There were a number of ‘upside down’ planters.




Back to our original program – orchids.







Eventually we ran out of orchids and continued through the desert and rain forest sections.








Our couple hours were up so it is back into reality – cold and snow.




Columbus – February 2019 – The Ice is Back

This weekend is a bit of a repeat from last weekend with visits to icy places and botanical gardens (to recover from the cold)

While Columbus doesn’t have anything close to Lake Erie, they do have a few streams that have enough drop to have small waterfalls, including Indian Run Falls in Dublin.





The falls are very small, but with enough splash onto the rocks for some nice ice formations.





As noted in the Cleveland ice posting it had warmed up and rained (a lot) but it is now very cold again, resulting in frozen puddles, with interesting patterns frozen in them.




Further down river is Hayden Run Falls, the best in town. There is a nice boardwalk to get back to the falls, crossing over the flooded bottom.





After a short distance you arrive at the falls. The Featured Image for this posting has a closer photo of the falls.





Everything within 200′ of the falls had a nice coating on it from the continual mist coming off the water, although mostly on the side facing the falls.









The ravine walls had numerous icicles all over them










As we made our way back down the boardwalk we could hear the ducks quacking away.





Our last stop was Griggs Dam. Again with all the recent rain and snow melt off there is flooding, so the dam’s for the reservoirs are running at full capacity.





With this being a dam, and not a waterfalls there is little spray to cause ice formation right at the dam, but just down stream the trees along the banks were covered in ice.





They aren’t Niagara Falls, but a nice way to spend a few cold hours on a Sunday morning.







Cleveland – February 2019 – Frozen, but Thawing

As usual in winter in the midwest the weather is all over the place. Last week was sub zero Fahrenheit, and by Sunday it was nearly 60 degrees.

Lake Erie tends to ice over quite a bit in the winter, and this year has been no different. Followers of this blog will note the main photo is the iced over Cleveland Harbor lighthouse after a particularly hard winter.

For this day the ice was melting somewhat, but still providing some interesting sights. The photo below is a security fence that was iced completely over, but has melted enough to be translucent.





There was some ice cover near the shore, but with large wet spots that seemed to attract the seagulls. The water provided a nice reflection.

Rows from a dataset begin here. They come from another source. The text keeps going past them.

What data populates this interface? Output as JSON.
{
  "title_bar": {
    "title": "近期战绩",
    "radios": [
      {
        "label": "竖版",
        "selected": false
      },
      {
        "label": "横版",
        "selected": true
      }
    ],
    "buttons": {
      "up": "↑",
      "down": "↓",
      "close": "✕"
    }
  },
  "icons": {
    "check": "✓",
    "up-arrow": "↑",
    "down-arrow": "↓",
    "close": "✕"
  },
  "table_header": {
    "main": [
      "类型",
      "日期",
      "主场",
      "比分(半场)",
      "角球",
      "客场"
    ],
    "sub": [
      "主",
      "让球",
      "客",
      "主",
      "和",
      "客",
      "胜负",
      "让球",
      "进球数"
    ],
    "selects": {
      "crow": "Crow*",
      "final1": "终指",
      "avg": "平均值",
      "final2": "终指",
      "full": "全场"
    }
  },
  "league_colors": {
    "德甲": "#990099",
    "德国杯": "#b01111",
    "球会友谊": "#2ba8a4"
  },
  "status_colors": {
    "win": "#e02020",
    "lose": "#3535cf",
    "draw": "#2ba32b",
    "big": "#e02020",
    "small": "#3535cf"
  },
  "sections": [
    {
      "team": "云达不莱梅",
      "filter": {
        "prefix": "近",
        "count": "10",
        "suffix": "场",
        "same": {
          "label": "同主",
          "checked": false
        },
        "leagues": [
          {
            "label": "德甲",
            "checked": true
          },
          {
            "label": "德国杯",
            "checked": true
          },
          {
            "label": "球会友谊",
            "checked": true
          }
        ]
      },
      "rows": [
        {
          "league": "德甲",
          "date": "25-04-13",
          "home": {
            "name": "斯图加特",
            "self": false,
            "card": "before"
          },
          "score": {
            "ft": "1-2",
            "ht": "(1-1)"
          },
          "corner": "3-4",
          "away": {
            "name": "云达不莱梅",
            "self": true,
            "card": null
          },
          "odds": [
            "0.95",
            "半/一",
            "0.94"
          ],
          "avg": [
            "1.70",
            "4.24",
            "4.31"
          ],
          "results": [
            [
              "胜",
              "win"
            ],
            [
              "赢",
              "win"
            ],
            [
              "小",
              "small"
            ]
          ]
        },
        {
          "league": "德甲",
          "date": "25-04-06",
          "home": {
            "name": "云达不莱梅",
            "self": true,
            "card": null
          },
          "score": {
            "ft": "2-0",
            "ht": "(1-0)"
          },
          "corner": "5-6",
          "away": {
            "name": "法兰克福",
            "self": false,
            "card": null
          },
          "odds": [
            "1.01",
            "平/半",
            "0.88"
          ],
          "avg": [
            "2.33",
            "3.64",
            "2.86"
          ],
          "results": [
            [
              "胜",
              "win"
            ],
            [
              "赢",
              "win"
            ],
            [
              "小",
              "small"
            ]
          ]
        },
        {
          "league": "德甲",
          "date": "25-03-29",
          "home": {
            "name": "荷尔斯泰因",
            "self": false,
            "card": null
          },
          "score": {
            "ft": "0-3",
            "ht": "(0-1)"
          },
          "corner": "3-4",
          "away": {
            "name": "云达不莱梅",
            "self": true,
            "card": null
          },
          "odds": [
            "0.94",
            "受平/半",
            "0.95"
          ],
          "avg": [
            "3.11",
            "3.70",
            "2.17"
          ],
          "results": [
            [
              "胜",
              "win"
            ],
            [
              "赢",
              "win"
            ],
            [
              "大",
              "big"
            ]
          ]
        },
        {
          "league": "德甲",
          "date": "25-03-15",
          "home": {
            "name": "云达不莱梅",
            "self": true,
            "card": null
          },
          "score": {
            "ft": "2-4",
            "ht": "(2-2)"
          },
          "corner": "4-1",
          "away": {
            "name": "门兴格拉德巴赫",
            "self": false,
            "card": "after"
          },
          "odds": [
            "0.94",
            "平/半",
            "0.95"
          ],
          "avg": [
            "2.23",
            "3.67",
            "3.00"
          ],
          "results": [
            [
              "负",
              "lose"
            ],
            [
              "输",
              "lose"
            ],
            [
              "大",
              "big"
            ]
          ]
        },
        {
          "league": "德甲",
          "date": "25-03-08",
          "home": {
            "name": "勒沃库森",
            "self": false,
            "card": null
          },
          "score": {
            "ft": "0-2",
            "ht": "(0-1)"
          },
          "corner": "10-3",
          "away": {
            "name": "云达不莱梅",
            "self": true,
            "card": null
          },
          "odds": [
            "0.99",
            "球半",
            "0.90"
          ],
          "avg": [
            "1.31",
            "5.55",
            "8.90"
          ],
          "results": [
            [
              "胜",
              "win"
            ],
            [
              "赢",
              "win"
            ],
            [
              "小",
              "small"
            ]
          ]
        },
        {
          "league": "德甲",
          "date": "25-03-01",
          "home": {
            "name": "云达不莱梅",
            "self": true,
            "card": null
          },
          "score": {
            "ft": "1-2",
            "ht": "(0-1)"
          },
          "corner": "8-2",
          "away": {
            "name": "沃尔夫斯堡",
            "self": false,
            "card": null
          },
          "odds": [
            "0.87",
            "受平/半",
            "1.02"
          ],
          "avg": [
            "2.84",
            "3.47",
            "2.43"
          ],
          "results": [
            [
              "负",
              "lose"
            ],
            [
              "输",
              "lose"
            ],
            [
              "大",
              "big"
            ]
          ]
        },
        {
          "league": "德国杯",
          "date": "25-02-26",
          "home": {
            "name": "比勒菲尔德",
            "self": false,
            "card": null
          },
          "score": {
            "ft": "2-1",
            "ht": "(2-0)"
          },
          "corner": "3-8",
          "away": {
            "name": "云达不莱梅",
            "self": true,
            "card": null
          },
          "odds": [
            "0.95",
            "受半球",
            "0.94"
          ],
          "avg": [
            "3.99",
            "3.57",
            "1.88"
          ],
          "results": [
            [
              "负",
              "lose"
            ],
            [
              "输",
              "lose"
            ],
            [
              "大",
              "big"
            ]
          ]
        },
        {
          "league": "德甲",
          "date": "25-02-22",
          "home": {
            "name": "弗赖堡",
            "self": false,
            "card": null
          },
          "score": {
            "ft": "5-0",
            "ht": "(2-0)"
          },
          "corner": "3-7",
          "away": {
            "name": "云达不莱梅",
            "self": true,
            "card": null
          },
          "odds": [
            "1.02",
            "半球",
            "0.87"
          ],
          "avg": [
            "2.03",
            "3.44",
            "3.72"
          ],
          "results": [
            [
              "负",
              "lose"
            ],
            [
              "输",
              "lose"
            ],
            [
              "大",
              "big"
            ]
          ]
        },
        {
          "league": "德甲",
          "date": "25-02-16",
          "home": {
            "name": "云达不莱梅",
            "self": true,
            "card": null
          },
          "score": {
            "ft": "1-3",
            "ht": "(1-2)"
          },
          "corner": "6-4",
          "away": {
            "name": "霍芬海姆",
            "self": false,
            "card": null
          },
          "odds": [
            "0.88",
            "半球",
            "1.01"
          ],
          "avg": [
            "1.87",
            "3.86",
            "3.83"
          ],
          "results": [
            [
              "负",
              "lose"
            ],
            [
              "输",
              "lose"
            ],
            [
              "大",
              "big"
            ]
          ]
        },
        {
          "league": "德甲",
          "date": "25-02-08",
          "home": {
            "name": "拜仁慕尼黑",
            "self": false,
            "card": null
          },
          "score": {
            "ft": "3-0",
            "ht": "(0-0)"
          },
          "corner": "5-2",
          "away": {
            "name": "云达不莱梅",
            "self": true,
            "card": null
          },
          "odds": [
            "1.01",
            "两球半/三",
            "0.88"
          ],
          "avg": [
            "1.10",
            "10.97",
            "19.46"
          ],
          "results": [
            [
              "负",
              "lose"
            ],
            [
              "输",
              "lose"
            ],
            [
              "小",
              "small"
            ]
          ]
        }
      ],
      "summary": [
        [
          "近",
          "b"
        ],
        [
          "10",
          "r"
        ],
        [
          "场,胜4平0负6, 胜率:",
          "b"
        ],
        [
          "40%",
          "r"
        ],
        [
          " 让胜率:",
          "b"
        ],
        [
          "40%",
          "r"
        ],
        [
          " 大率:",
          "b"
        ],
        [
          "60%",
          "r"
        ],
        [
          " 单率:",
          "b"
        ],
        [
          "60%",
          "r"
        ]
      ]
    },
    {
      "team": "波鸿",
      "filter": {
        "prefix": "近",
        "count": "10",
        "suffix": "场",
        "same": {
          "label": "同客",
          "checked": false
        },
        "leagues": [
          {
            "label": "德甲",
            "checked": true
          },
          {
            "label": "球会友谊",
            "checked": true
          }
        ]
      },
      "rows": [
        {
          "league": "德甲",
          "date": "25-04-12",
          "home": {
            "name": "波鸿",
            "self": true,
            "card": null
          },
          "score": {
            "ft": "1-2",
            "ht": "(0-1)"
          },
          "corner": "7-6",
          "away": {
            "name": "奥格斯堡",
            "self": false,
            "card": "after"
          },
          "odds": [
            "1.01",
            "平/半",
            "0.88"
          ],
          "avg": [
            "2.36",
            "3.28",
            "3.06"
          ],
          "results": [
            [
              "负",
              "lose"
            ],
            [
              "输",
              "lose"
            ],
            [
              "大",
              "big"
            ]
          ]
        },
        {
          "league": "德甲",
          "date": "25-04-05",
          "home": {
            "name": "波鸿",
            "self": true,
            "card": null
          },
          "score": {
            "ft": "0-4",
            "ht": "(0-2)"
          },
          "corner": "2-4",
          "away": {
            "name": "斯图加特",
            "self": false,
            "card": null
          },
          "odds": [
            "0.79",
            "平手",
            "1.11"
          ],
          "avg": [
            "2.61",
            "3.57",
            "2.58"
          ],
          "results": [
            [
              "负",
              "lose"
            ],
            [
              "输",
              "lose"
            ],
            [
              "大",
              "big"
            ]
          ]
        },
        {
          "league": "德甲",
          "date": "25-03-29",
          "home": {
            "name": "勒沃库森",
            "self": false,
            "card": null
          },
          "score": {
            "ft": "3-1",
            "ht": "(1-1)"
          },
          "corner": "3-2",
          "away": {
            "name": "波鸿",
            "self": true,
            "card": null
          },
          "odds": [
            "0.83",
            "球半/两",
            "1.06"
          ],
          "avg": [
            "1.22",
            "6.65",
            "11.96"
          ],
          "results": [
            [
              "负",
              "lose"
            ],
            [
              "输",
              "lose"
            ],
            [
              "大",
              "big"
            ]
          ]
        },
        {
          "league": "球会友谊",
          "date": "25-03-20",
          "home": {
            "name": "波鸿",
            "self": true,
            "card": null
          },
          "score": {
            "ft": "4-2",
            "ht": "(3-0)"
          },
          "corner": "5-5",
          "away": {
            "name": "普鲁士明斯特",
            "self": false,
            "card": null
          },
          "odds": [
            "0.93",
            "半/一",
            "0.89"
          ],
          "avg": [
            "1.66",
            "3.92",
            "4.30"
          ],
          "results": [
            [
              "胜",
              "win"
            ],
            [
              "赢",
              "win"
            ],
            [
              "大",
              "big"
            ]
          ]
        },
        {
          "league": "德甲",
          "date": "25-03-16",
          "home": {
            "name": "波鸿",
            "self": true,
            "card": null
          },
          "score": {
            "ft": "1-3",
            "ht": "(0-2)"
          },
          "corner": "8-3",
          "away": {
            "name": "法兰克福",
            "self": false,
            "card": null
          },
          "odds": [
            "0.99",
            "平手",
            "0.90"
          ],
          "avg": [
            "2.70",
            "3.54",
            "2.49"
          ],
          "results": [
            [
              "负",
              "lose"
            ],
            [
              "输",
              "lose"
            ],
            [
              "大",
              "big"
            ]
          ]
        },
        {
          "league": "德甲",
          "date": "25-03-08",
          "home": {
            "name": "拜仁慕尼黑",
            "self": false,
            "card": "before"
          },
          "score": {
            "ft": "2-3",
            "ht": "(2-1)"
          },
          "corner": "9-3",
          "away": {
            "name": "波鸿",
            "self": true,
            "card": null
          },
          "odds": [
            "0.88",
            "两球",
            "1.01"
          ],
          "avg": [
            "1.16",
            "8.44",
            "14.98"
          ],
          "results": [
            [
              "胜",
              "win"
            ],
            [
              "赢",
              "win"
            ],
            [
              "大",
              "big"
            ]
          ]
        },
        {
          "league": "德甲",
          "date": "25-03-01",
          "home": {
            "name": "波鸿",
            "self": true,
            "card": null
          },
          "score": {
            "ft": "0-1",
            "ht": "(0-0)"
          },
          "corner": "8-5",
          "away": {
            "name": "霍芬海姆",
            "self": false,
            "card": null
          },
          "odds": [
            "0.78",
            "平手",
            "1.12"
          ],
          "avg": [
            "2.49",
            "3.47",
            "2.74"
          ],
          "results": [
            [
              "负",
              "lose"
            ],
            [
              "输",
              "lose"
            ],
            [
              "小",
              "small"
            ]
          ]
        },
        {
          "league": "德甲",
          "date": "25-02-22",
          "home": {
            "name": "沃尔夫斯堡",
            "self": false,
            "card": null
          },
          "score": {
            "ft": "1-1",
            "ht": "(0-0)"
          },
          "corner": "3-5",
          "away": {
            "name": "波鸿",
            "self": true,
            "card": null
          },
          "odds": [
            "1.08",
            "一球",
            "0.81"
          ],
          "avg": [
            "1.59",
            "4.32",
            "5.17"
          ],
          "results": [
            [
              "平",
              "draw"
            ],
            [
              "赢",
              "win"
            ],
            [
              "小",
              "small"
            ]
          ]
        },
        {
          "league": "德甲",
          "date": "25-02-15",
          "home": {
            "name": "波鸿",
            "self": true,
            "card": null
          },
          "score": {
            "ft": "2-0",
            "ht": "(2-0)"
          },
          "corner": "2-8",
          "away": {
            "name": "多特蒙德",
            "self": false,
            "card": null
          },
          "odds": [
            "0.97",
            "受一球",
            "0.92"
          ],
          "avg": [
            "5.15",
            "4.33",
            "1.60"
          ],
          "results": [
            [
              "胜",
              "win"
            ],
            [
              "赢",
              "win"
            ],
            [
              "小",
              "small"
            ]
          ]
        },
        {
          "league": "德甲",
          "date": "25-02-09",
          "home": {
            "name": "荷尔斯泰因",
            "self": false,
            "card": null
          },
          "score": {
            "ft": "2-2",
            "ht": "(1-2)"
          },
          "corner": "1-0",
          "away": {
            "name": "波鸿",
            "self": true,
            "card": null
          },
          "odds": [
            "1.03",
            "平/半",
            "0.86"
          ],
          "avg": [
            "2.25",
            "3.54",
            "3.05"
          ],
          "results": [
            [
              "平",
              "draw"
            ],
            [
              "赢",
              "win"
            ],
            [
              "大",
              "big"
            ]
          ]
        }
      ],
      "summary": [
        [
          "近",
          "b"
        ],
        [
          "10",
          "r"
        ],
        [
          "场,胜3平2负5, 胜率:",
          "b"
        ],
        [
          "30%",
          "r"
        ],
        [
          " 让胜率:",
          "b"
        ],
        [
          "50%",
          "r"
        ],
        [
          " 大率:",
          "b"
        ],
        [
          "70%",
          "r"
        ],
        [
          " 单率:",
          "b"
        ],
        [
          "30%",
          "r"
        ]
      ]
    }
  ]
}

While taking photos of the ice and water, I noticed that this shot got a perfect ‘T’ of airplane contrails in the sky. My assumption is an east-west flight had recently passed at altitude, and the northbound flight had just reached where the east-west contrail was present.





A close up of the birds on the ice.





Despite the look the water inside the breakwater wall is frozen and beyond it is open water.





The wall at Voinovich Park had some ice on it, but with perfect symmetry with the concrete.





The lighthouse has a bit of ice on it, but nothing like the main blog site photo.





The harbor in front of the Rock and Roll Hall of Fame still had some light icing on it.





The life preserver is ready if needed.





Meanwhile over at Edgewater Park, the beach had a lot of ice on it.





The ice was very chunky.





The birds clearly congregated near the water, even if it was just pooled on the remaining ice.





The amount of seagulls all along the lake shore was staggering.





Our last stop was along Rocky River. Each spring (or thawing in winter) results in significant flooding in the valleys with the ice jams.





The ravine walls provided a small waterfall. It was a nice day for checking out the melting ice with a different look that the stark white normally associated with the winter ice on the lake (and river)